▶ [WORKING DATA]
====================
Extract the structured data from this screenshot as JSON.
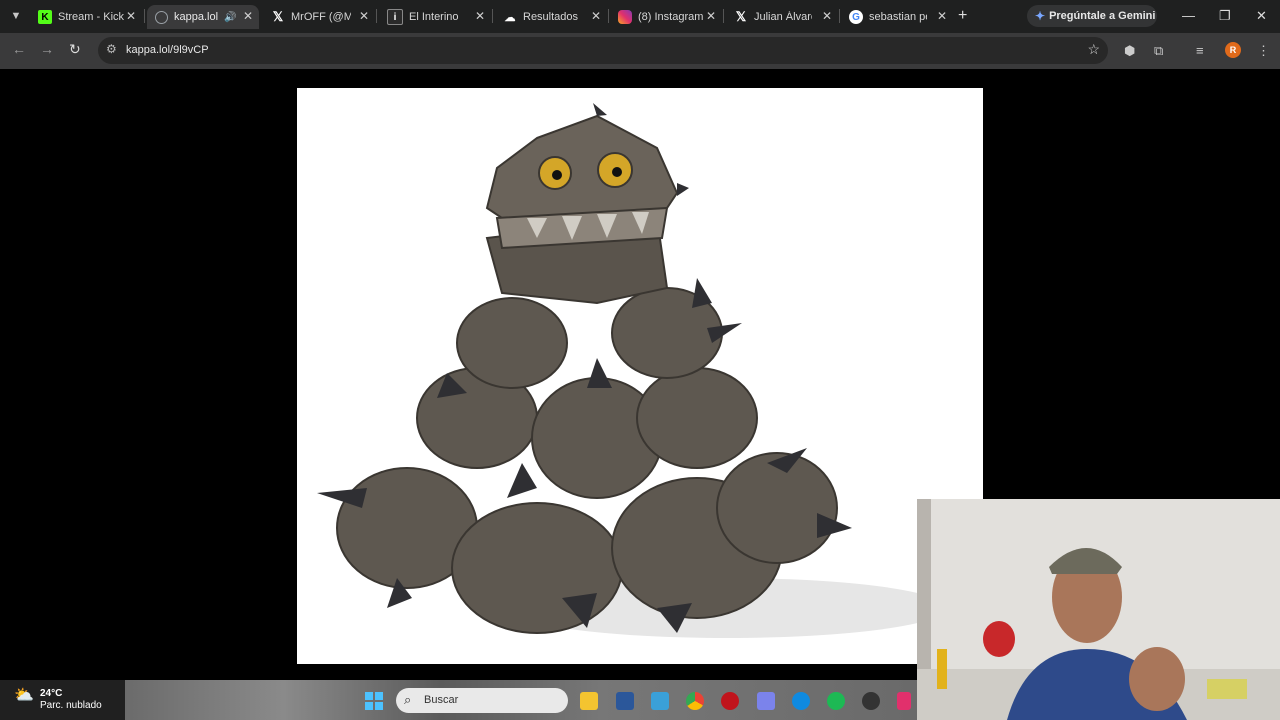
{
  "browser": {
    "tabs": [
      {
        "title": "Stream - Kick",
        "icon": "kick-icon",
        "color": "#53fc18"
      },
      {
        "title": "kappa.lol/",
        "icon": "globe-icon",
        "color": "#9aa0a6",
        "active": true
      },
      {
        "title": "MrOFF (@Mr",
        "icon": "x-icon",
        "color": "#ffffff"
      },
      {
        "title": "El Interino",
        "icon": "site-icon",
        "color": "#2a2a2a"
      },
      {
        "title": "Resultados C",
        "icon": "cloud-icon",
        "color": "#ffffff"
      },
      {
        "title": "(8) Instagram",
        "icon": "instagram-icon",
        "color": "#e1306c"
      },
      {
        "title": "Julian Álvarez",
        "icon": "x-icon",
        "color": "#ffffff"
      },
      {
        "title": "sebastian per",
        "icon": "google-icon",
        "color": "#ffffff"
      }
    ],
    "gemini_label": "Pregúntale a Gemini",
    "url": "kappa.lol/9l9vCP",
    "profile_initial": "R"
  },
  "taskbar": {
    "weather_temp": "24°C",
    "weather_desc": "Parc. nublado",
    "search_placeholder": "Buscar"
  },
  "colors": {
    "tabbar": "#1f2020",
    "toolbar": "#3a3a3b",
    "avatar": "#e06a1b"
  }
}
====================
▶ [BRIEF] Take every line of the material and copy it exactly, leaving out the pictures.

▶ [SOLUTION FOR THIS PROBLEM]
Extract the structured data from this screenshot as JSON.
{
  "browser": {
    "tabs": [
      {
        "title": "Stream - Kick",
        "icon": "kick-icon",
        "color": "#53fc18"
      },
      {
        "title": "kappa.lol/",
        "icon": "globe-icon",
        "color": "#9aa0a6",
        "active": true
      },
      {
        "title": "MrOFF (@Mr",
        "icon": "x-icon",
        "color": "#ffffff"
      },
      {
        "title": "El Interino",
        "icon": "site-icon",
        "color": "#2a2a2a"
      },
      {
        "title": "Resultados C",
        "icon": "cloud-icon",
        "color": "#ffffff"
      },
      {
        "title": "(8) Instagram",
        "icon": "instagram-icon",
        "color": "#e1306c"
      },
      {
        "title": "Julian Álvarez",
        "icon": "x-icon",
        "color": "#ffffff"
      },
      {
        "title": "sebastian per",
        "icon": "google-icon",
        "color": "#ffffff"
      }
    ],
    "gemini_label": "Pregúntale a Gemini",
    "url": "kappa.lol/9l9vCP",
    "profile_initial": "R"
  },
  "taskbar": {
    "weather_temp": "24°C",
    "weather_desc": "Parc. nublado",
    "search_placeholder": "Buscar"
  },
  "colors": {
    "tabbar": "#1f2020",
    "toolbar": "#3a3a3b",
    "avatar": "#e06a1b"
  }
}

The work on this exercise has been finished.